I have martial arts training. I’m also a powerlifter. Even though I’m an adult who doesn’t get bullied, vs. a teenager who does…I can still vouch for the effectiveness of powerlifting.
There’s a reason I don’t get bullied, and it’s not because I’m an adult.
In fact, victims of bullies come in all ages, and the adult version of “schoolyard bullying” is workplace harassment, neighbor-to-neighbor harrassment, abusive marriages and abusive relationships.
Being an adult, in and of itself, does not deter adult perpetrators.
I know I can deadlift a heck of a lot more weight than the average man walking on the street.
This knowledge does something to the vibes that transmit from my body as I’m walking down a street past seedy-looking men.
They receive these vibes.
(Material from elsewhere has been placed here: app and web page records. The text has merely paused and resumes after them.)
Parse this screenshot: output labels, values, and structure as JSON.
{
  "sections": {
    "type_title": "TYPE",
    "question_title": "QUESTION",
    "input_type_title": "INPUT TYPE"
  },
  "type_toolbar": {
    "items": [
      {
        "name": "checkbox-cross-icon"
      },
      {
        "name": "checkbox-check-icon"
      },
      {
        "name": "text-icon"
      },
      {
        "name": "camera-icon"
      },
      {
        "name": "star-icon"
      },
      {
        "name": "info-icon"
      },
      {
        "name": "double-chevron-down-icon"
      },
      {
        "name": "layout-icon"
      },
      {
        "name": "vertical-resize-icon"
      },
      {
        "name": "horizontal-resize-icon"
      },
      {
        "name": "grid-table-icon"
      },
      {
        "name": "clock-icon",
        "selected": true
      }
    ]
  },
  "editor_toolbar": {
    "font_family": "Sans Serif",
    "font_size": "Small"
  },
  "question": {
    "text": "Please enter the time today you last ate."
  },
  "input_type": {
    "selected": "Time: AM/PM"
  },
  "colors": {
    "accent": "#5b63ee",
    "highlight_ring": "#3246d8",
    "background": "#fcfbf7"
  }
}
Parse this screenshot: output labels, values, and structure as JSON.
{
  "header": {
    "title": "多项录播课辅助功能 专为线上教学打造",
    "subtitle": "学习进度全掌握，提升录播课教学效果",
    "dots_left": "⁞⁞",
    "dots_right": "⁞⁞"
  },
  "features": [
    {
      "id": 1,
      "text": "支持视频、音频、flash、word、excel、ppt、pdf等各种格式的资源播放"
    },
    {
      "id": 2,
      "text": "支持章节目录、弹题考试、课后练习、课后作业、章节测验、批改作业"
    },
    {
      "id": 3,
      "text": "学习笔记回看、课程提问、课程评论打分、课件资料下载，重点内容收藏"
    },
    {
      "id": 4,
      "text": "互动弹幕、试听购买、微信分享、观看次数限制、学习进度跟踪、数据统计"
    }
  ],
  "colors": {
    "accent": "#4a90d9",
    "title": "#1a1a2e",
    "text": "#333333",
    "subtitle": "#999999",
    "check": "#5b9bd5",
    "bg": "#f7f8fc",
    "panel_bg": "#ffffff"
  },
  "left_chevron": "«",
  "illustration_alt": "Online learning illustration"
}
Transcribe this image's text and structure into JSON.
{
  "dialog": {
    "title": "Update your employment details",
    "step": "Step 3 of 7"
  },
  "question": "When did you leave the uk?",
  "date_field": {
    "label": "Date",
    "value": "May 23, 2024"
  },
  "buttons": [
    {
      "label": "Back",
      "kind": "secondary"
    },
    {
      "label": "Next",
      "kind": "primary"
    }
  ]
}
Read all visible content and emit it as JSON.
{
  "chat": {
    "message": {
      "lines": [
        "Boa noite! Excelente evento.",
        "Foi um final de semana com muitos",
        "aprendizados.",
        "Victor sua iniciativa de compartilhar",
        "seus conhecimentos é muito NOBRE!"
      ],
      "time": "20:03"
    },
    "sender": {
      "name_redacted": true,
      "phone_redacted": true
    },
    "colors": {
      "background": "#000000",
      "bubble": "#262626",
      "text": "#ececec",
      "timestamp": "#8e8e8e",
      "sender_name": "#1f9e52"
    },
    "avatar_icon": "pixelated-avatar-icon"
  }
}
They know I’m not prey.
This doesn’t mean that powerlifting has turned me into a bully. And it won’t turn a victimized teenager into a mean-spirited person, either.
Teen victims of bullying feel powerless enough as it is. They feel helpless and this is downright frightening, because they know that the worst has yet to come: being out on their own as an adult in a dog-eat-dog world.
Powerlifting will empower them. Even if your child is only 13 years old and female…GET HER INTO POWERLIFTING.
It will not stunt her growth. Smoking and poor nutrition will, but not strength training.
Growth is determined by nutrition, what goes into the body, and the parents’ genes!
Ignoring the bullying won’t make it going away, but I’m banking that just a few months of powerlifting most certainly will — or at least, dial it down a few good notches.
Jarrett Arthur is with Jarrett & Jennie Customized Self-Defense, which offers safety and self-defense services for employees and students.
Lorra Garrick has been covering medical, fitness and cybersecurity topics for many years, having written thousands of articles for print magazines and websites, including as a ghostwriter. She’s also a former ACE-certified personal trainer.